“We’re a hurried people, living in an anxious time. We’ve grown impatient, accustomed to instant gratification. We want the economic crisis to just be over. We want our pension funds, stock portfolios, and college savings accounts to be healthy and growing; we want our jobs back; we want to be able to go out to eat or buy ourselves a treat without panicking about the household budget. And we want all of it right now. Resets, however, take time.”
~ Richard Florida, The Great Reset
On Friday I finished reading The Great Reset by Richard Florida. It’s a great book that I think should be required reading for policy makers before the next Congressional session begins, but it is also very much written for our time, right now.
Florida sets the stage by telling the history of the two previous economic crises that most resemble our own, but with a storyteller’s flair. As an economist, he explains the factors that created the Long Depression of the 1870s and the Great Depression of the 1930s and demonstrates the cycles that were present. However, the emphasis of his message is on the reset the followed each downturn. The First and Second Resets resulted in ground-breaking innovations, changes in infrastructure, and a spatial fix. These are the three areas Florida focuses on as he explores the Great Reset that has begun in our own time.
In terms of innovation, Florida sees a serious lack in American innovation that must step up to the challenges presented today, as inventors and developers have done in generations past. However, he believes that as the demography of North America begins to shift and people begin to move toward mega-regions (the spatial fix), the clustering of creatives together and the friction created by diversity will result in greater innovation.

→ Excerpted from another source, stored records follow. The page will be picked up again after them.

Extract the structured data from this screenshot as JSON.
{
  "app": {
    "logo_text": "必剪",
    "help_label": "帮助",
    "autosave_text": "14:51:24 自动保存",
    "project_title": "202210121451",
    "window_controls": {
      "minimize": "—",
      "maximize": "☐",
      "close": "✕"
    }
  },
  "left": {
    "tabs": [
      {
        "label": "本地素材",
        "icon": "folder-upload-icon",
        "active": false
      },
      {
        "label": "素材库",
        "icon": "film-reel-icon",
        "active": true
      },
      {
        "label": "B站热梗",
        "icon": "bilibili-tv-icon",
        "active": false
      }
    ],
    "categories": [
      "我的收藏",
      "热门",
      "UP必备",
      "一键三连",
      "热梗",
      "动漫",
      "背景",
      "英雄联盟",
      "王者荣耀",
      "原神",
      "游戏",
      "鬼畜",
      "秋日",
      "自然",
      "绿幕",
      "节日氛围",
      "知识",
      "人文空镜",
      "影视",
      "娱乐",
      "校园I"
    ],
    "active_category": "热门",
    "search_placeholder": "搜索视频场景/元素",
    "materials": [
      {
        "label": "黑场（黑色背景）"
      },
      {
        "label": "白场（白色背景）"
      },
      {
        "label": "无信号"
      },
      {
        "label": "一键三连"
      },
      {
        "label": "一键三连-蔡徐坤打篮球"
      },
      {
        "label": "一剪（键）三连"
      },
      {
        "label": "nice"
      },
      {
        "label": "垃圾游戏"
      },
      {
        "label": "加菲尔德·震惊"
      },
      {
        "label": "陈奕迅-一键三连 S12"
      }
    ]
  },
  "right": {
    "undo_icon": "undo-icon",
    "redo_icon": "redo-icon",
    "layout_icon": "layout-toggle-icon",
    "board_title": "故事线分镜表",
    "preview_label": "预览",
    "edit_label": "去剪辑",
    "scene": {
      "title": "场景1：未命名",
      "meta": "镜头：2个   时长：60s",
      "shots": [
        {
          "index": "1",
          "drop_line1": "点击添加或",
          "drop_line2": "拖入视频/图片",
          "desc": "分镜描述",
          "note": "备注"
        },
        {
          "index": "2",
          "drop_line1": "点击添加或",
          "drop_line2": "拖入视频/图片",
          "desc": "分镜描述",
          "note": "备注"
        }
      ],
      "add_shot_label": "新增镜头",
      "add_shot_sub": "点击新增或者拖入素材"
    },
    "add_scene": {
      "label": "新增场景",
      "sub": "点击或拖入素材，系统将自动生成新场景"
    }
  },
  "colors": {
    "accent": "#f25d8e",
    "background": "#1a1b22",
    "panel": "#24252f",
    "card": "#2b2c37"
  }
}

In terms of infrastructure, Florida points to our need for improvements to the education system. In previous resets we ensured that all Americans would receive an increased level of education. Today, that standard needs to increase, as does the quality of the education being delivered. American innovation has wilted. We need more students to enter the fields of science and engineering so that we can once again be competitive on a global scale.
Florida also points to the need for high speed rail to connect the mega-regions across our great continent. In comparison to other nations, we have seriously dragged our feet in this regard. Although expensive, the installation of high speed rail would connect smaller cities to larger mega-regions, increasing the speed of ideas, knowledge, talent, and productivity.
I was most encouraged by Florida’s analysis of areas that have suffered greatly in the Great Recession – Detroit, specifically, comes to mind. Florida sees hope and a future for these areas. He sees pockets of innovation and creativity, and he has mapped out several suggestions for helping bring these areas out of the depression that they are currently in. He supports his arguments by showing what is working in other, similar regions, but accounts for the unique characteristics of each region to present a plan that is actionable and realistic.
How long will the Great Reset take? According to Florida, twenty to thirty years in the short run, but it is possible that the Great Reset may span several generations. Our challenge today is to that we must see the future as Florida has. We must see the possibility, rather than be discouraged by the latest unemployment and bank failure trends. We must make choices today that will shape our nation’s future tomorrow.
I am not a policy maker. I am just a (very) small business owner and recent college graduate who very much misses the relative stability of the economy five years ago. In fact, last night I dreamed about asking a former employer for my old job back. There is no denying it – these are scary times. However, we can’t be paralyzed by fear, and we have to stop wishing for the old ways to return again. The truth is, they never will. Instead, let’s participate in local elections, let’s let our voices be heard, and let’s be a part of creating a brighter future for tomorrow.